When Nic Jones nearly died in a car crash in 1982 it seemed all but impossible that the English folk legend would ever perform again.

Then in 2010, after 28 years of quiet rehabilitation, he got up unannounced at the Sidmouth Folk Festival and sang a couple of his old songs.

Now for the past two years the 66-year-old has been taking tentative steps back on the road. He's frail yet: on Monday he walked on stage with a heavy limp, no guitar in hand (he never regained dexterity after the accident) and read his lyrics, sometimes falteringly, from a music stand. But the weathered voice was unmistakably, wonderfully his.

With fond support from son Joe on guitar and Belinda O'Hooley on piano and accordion, Jones sang a set of old favourites (Master Kilby, Ruins by the Shore, Barrack Street) and new covers (Radiohead, Randy Newman, Billl Worsfold).

Even if Joe's guitar touch isn't as sweet as his dad's once was and his singing voice doesn't come close, his finger-picking filigree bears a distinct Jones hallmark and it was deeply moving to hear father and son singing in harmony.

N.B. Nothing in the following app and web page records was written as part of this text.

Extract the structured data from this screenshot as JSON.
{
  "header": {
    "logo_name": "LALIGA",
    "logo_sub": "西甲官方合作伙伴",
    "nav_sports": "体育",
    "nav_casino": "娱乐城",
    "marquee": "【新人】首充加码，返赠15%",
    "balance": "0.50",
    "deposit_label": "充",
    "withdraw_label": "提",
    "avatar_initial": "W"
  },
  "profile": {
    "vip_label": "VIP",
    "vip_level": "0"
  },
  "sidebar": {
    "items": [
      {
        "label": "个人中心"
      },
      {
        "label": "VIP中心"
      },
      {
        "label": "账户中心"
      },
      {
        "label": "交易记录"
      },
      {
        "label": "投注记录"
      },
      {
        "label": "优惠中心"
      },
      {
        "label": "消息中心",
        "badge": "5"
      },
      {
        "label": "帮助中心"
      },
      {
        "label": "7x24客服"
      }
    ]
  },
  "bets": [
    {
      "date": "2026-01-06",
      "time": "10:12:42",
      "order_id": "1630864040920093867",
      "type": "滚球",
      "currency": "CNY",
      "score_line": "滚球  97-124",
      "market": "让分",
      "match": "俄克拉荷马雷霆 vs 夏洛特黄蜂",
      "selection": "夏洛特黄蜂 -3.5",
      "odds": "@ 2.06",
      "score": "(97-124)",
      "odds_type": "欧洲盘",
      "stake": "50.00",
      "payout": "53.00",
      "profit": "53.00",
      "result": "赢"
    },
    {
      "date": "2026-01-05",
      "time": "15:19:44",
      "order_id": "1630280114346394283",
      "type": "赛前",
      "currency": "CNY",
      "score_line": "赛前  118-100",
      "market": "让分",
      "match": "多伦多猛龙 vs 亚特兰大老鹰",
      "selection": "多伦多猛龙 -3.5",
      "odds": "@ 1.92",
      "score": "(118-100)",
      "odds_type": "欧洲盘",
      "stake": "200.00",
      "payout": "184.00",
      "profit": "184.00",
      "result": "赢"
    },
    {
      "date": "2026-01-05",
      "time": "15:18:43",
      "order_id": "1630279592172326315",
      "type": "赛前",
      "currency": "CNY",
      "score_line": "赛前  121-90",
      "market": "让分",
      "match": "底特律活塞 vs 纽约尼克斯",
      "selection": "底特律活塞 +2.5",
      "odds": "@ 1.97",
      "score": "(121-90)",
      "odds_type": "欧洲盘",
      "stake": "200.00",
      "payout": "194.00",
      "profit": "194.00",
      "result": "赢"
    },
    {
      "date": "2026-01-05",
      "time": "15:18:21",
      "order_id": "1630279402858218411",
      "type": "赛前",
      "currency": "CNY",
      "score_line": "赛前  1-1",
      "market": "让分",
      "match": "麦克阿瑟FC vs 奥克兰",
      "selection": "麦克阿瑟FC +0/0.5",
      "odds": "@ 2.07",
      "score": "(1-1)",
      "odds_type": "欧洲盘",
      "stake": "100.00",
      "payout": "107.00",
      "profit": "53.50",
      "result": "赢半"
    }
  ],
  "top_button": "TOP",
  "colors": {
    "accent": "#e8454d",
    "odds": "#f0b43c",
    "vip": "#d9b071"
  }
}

The audience was surprisingly small – clashing with the Michael Marra tribute can't have helped – but by the first of two encores, Ten Thousand Miles, there can't have been many dry eyes in the house. Earlier the singer/guitarist John Smith, whose grisly soft crooning and stunning guitar licks made for a superb opening set, summed up the lasting scale of Jones's influence: "My right hand simply wouldn't do what it does if it weren't for Nic Jones," he said, with a reverent bow.